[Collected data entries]
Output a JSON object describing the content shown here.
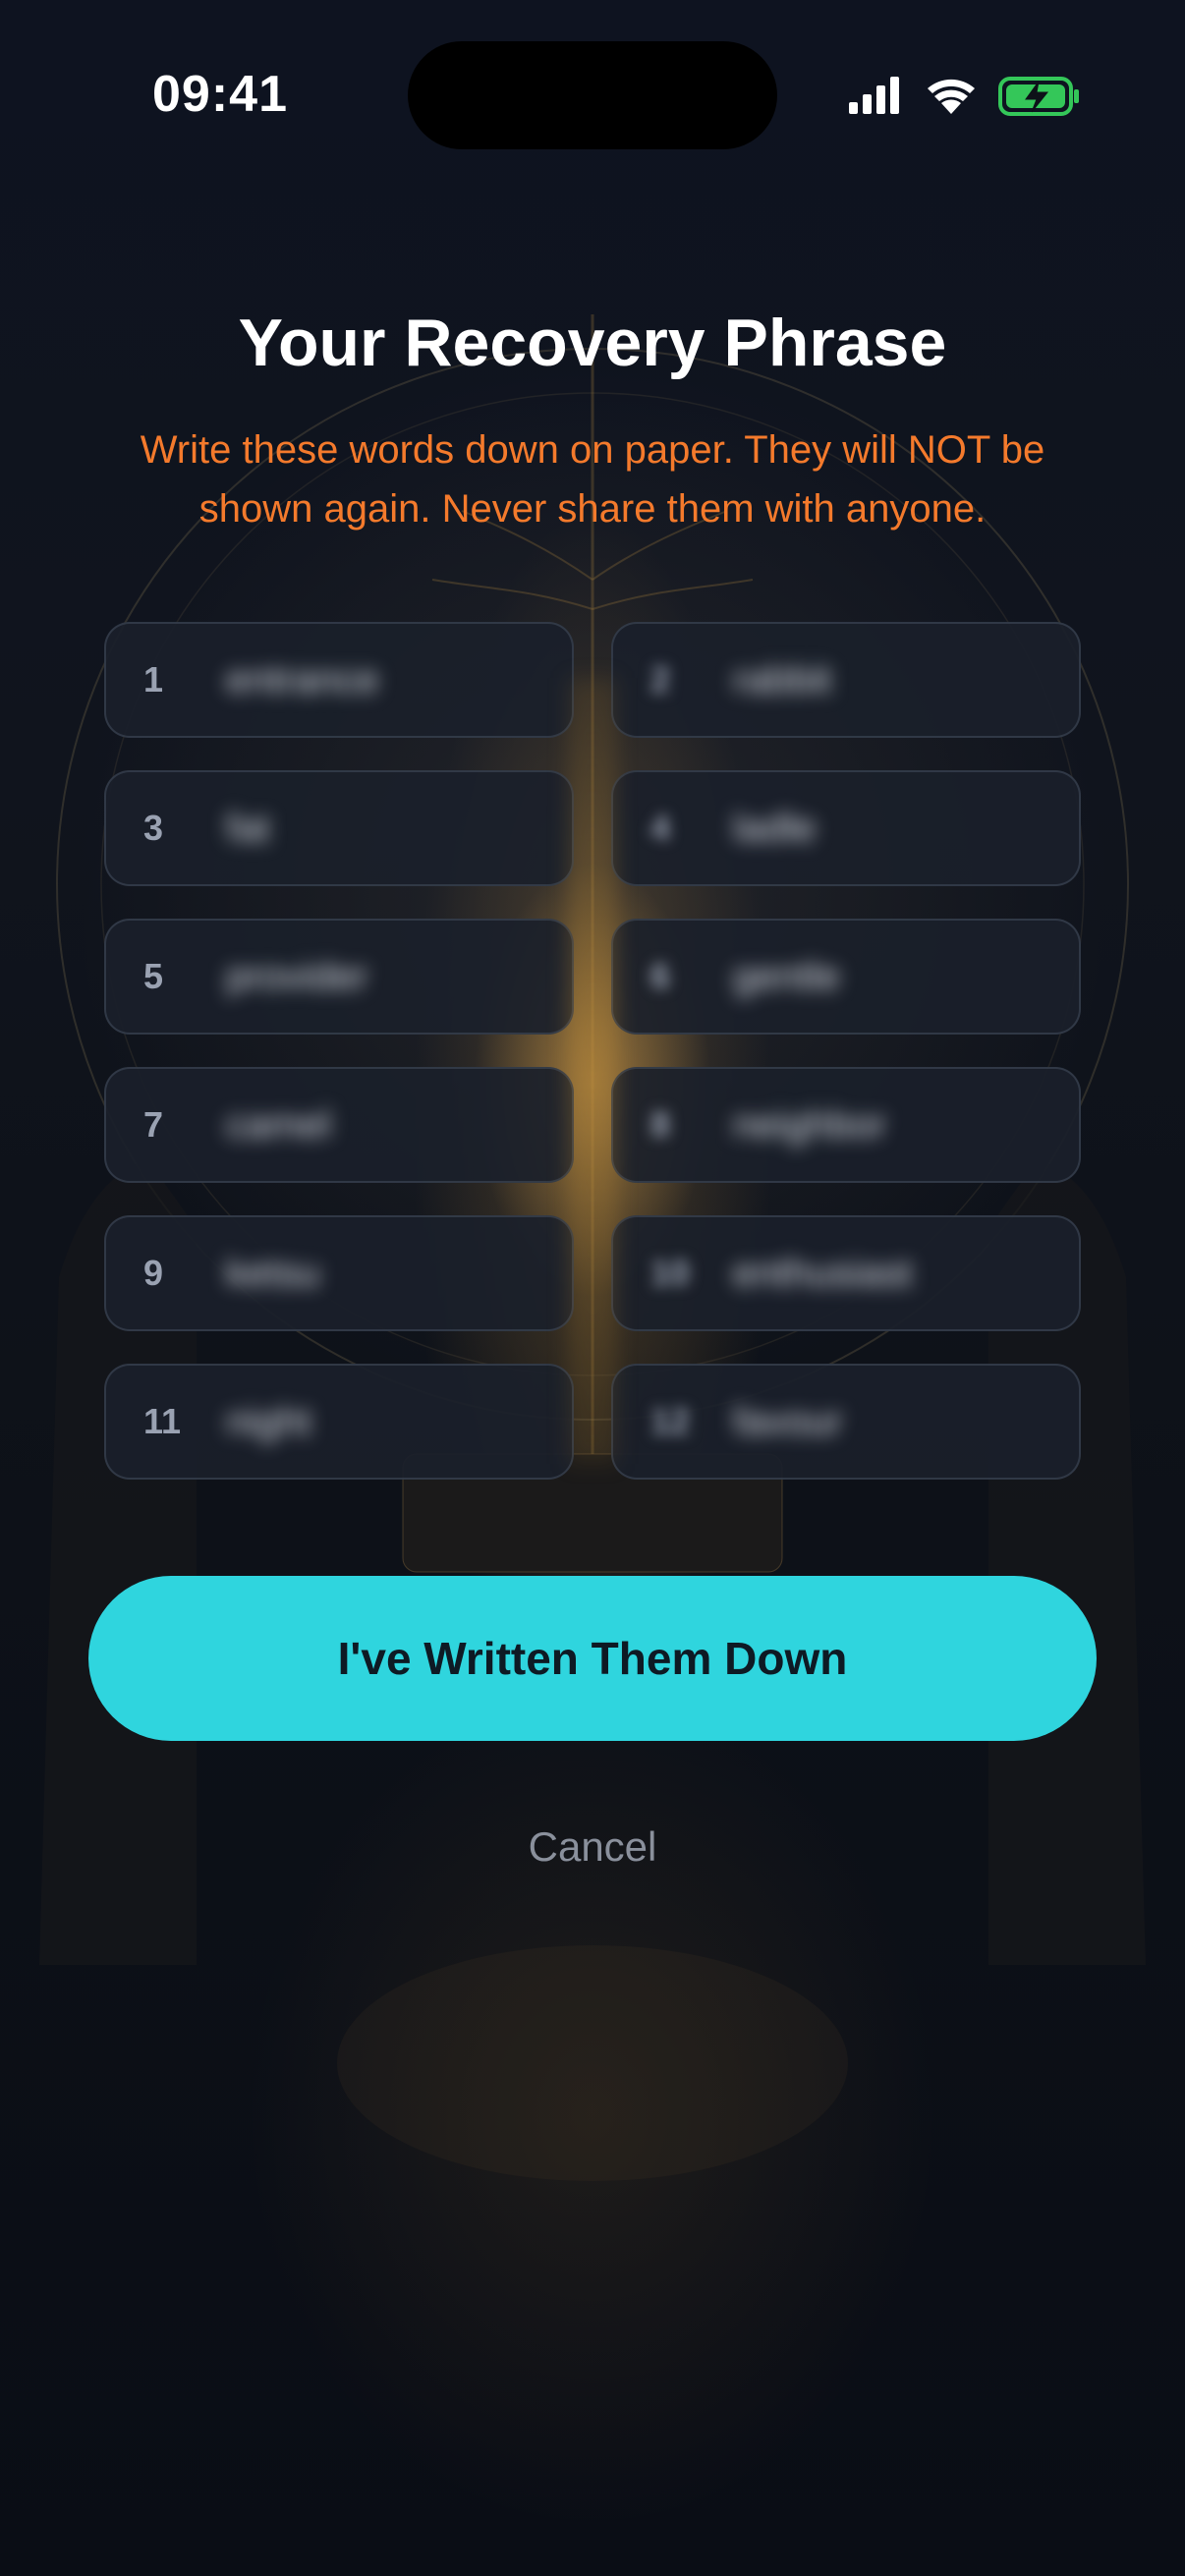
{
  "status_bar": {
    "time": "09:41",
    "icons": [
      "cellular-signal-icon",
      "wifi-icon",
      "battery-charging-icon"
    ],
    "battery_color": "#34c759"
  },
  "header": {
    "title": "Your Recovery Phrase",
    "warning": "Write these words down on paper. They will NOT be shown again. Never share them with anyone.",
    "warning_color": "#f47a2c"
  },
  "recovery_words": [
    {
      "number": "1",
      "word": "entrance"
    },
    {
      "number": "2",
      "word": "rabbit"
    },
    {
      "number": "3",
      "word": "fat"
    },
    {
      "number": "4",
      "word": "ladle"
    },
    {
      "number": "5",
      "word": "provider"
    },
    {
      "number": "6",
      "word": "gentle"
    },
    {
      "number": "7",
      "word": "camel"
    },
    {
      "number": "8",
      "word": "neighbor"
    },
    {
      "number": "9",
      "word": "ketsu"
    },
    {
      "number": "10",
      "word": "enthusiast"
    },
    {
      "number": "11",
      "word": "night"
    },
    {
      "number": "12",
      "word": "favour"
    }
  ],
  "actions": {
    "confirm_label": "I've Written Them Down",
    "confirm_color": "#2fd5de",
    "cancel_label": "Cancel"
  }
}
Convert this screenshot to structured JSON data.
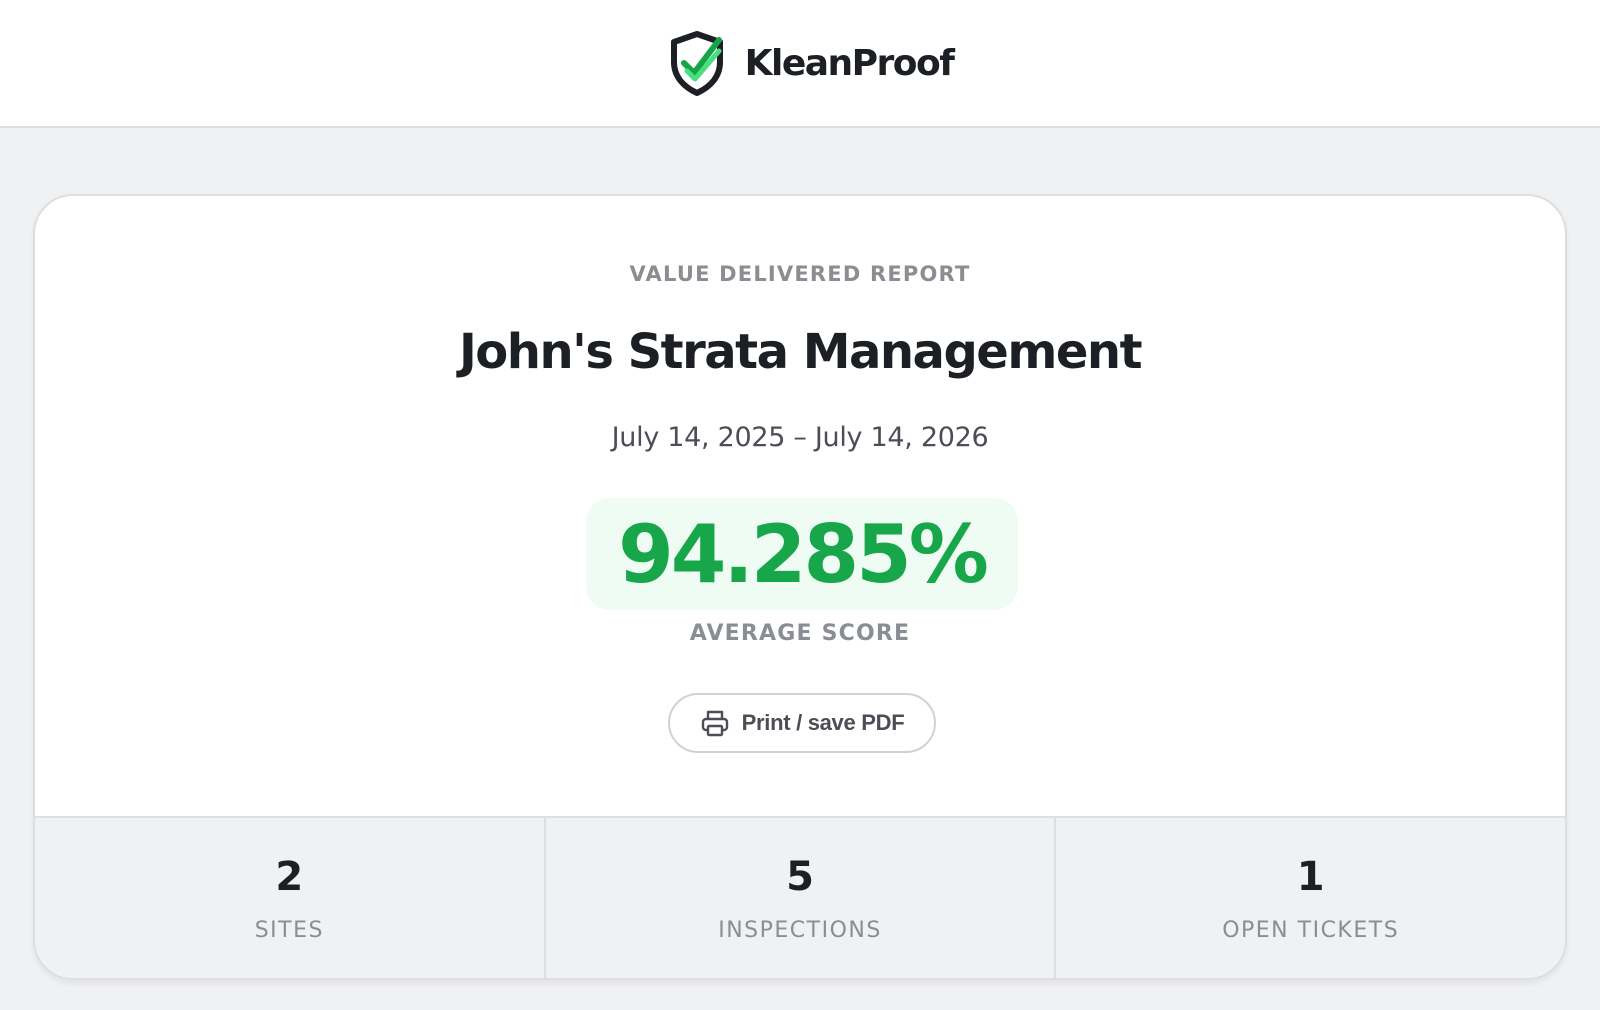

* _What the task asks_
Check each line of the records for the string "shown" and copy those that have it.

* _Reply_
Output a JSON object describing the content shown here.
    "warning": "Write these words down on paper. They will NOT be shown again. Never share them with anyone.",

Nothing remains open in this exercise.